Haiti. March 2016. Ministère de la Santé publique et de la Population (MSPP). Déclaration d'engagement sur le VIH/sida - Rapport de situation nationale . [Accessed 21 Feb. 2019]

Haiti. April 2012. Ministère de la Santé publique et de la Population (MSPP). Déclaration d’engagement sur le VIH/sida, UNGASS - Rapport de situation nationale, Haïti, mars 2012 . [Accessed 26 Feb. 2019]

HaïtiLibre. 5 December 2018. “Haiti - Social: People Infected with HIV, Stigmatized and Marginalized .” [Accessed 19 Feb. 2019]

iciHaiti.com. 13 July 2018. “Health: 90,000 Haitians Receive Treatment for HIV .” [Accessed 20 Feb. 2019]

Loop Haïti. 31 May 2017. Obed Lamy. “Plus de 100 millions pour lutter contre le SIDA en Haïti .” [Accessed 19 Feb. 2019]

Le Nouvelliste. 7 November 2017. Edrid St Juste. “Sida‐Haïti : Qu’adviendra‐t‐il si les bailleurs se retirent .” [Accessed 25 Feb. 2019]

United Nations (UN). 5 October 2017. Security Council. Rapport du Secrétaire général sur la Mission des Nations Unies pour la stabilisation en Haïti . (S/2017/840) [Accessed 19 Feb. 2019]

United Nations (UN). 12 July 2017. Security Council.
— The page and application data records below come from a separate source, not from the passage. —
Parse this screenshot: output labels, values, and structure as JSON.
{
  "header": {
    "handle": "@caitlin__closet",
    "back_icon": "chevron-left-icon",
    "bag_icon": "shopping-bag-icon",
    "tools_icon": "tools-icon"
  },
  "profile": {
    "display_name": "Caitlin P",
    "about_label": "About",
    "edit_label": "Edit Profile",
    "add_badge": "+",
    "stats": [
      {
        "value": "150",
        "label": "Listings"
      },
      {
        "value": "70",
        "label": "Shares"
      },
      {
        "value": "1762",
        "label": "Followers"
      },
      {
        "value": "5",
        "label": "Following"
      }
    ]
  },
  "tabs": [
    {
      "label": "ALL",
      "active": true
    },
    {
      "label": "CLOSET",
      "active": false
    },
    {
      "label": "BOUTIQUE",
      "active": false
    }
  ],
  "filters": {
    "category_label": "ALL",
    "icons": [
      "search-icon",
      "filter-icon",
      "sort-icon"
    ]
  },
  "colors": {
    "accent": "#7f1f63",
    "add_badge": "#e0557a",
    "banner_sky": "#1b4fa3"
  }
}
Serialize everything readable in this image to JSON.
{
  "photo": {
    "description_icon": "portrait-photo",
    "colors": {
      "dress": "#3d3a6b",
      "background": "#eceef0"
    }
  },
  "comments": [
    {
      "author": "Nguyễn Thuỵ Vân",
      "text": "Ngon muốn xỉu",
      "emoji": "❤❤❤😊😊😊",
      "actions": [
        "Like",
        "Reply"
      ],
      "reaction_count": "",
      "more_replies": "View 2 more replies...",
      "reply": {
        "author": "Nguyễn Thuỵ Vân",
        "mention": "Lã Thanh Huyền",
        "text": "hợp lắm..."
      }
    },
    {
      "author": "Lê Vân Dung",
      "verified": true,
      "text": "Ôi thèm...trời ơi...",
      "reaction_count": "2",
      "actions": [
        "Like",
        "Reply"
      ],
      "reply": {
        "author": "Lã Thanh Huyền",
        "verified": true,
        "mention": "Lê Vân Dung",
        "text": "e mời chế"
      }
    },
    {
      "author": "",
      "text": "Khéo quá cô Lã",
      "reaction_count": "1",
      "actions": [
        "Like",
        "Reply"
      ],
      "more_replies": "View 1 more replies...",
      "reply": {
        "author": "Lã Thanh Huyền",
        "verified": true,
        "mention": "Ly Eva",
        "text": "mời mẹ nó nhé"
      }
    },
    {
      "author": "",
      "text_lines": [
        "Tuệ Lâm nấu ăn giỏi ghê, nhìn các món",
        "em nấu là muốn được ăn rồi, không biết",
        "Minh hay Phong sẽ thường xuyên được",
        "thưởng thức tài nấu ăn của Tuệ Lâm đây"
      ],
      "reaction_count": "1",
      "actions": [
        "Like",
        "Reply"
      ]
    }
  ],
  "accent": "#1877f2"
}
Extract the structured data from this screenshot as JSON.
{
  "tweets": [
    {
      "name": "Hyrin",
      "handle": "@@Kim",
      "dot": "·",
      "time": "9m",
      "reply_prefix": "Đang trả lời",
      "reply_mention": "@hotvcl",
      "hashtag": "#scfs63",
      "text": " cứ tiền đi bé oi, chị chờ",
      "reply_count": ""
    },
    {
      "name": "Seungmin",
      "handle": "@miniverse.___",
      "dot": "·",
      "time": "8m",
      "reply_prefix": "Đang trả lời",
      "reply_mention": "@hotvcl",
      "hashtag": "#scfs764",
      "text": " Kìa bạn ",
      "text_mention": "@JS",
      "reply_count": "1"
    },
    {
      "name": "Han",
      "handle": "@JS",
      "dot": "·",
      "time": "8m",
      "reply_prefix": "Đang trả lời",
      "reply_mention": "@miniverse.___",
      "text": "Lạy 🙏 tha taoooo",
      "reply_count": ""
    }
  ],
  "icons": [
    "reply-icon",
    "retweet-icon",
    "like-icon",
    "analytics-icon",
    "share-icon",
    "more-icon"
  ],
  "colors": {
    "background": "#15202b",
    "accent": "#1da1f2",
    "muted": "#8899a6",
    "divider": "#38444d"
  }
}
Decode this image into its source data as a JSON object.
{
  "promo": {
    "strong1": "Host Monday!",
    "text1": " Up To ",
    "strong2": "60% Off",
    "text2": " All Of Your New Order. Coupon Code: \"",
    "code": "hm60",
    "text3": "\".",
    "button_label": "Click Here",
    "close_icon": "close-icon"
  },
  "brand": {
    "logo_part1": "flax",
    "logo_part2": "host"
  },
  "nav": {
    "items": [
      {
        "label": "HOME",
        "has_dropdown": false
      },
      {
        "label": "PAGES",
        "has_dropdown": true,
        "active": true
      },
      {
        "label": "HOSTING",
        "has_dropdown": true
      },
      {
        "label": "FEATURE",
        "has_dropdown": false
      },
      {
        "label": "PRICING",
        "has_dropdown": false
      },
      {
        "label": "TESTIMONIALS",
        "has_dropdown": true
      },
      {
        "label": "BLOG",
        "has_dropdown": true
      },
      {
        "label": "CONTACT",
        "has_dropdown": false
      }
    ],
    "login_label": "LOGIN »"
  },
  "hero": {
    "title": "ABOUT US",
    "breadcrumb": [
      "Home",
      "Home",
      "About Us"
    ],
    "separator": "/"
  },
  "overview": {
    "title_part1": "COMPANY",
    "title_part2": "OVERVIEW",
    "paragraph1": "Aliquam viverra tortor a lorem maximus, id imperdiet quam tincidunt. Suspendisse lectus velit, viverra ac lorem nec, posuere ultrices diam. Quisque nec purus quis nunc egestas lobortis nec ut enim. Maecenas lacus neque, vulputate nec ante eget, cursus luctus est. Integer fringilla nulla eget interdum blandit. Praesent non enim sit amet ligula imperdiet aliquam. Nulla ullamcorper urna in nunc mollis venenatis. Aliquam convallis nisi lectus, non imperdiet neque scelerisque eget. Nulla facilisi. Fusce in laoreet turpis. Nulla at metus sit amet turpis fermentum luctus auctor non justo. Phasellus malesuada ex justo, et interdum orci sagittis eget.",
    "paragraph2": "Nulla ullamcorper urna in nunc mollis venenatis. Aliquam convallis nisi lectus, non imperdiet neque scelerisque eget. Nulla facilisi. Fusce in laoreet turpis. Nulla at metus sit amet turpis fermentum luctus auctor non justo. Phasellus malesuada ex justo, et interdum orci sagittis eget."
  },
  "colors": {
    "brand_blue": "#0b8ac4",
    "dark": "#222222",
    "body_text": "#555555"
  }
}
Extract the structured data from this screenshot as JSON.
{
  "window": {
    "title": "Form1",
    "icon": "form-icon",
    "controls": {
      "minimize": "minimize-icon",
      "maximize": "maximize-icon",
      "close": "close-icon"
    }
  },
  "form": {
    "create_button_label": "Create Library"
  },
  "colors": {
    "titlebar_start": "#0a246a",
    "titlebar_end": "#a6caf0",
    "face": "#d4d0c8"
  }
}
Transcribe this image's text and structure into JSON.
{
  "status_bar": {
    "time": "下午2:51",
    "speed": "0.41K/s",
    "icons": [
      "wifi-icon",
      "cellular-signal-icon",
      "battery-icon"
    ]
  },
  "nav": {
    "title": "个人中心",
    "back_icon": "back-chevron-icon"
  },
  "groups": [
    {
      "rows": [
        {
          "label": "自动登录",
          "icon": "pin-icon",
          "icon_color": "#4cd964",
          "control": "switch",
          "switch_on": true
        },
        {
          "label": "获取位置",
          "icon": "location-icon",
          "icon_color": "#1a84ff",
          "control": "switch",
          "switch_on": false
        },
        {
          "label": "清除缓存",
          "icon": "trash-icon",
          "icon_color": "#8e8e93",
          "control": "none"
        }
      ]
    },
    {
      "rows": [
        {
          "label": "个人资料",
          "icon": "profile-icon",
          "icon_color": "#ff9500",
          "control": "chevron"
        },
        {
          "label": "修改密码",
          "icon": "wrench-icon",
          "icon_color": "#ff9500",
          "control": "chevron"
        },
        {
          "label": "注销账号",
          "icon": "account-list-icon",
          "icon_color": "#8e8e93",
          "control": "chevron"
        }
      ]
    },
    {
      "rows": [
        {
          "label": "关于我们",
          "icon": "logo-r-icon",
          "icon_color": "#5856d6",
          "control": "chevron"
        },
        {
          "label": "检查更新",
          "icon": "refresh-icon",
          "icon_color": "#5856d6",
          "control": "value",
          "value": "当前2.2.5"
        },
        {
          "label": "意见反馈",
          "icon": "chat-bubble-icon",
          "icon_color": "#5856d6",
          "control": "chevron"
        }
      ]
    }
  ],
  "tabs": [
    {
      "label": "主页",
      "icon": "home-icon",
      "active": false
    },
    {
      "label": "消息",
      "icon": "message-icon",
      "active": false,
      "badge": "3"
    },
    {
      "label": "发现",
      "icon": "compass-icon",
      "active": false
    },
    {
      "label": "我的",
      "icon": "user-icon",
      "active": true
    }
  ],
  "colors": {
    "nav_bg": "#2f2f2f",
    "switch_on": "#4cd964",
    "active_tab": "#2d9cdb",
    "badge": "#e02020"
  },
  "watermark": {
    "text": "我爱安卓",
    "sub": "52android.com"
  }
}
Rapport du Secrétaire général sur la Mission des Nations Unies pour la stabilisation en Haïti . (S/2017/604) [Accessed 25 Feb. 2019]

United Nations (UN). 2017. UNAIDS. “Haiti 2017.” Country Factsheets. [Accessed 25 Feb. 2019]

United Nations (UN). 30 November 2016. United Nations in Haiti. “Les personnes séropositives sous traitement en Haïti ont plus que doublé depuis 2010 .” [Accessed 20 Feb. 2019]

United Nations (UN). 2 November 2016. UNAIDS. “Assurer le retour des services de prévention et de traitement du VIH en Haïti après le passage de l’ouragan Matthew .” [Accessed 19 Feb. 2019]

United Nations (UN). N.d.a. UNAIDS. “Pays - Haïti.” [Accessed 20 Feb. 2019]

United Nations (UN). N.d.b. UNICEF. “Haïti - VIH/SIDA - Les défis .” [Accessed 20 Feb. 2019]

United States (US). 18 October 2018. President’s Emergency Plan for AIDS Relief (PEPFAR). Haiti. [Accessed 25 Feb. 2019]

United States (US). 20 April 2018. Department of State. “Haiti.” Country Reports on Human Rights Practices for 2017 . [Accessed 19 Feb. 2019]

Additional Sources Consulted

Oral sources:Caribbean Vulnerable Communities Coalition; Doctors of the World Canada; GHESKIO centres; Haiti – Ministère de la Santé publique et de la Population, Protecteur du citoyen; Haitian Global Health Alliance; OXFAM-Québec – Haïti; professor in the women’s studies program at an American university whose interests include sexual minorities in Haiti; sociology professors at a Quebec university whose interests include Haiti; UN – UNAIDS Haiti.

Internet sites, including:Amnesty International; ecoi.net; Factiva; Freedom House; Human Rights Watch; International Crisis Group; UN – Refworld, World Health Organization.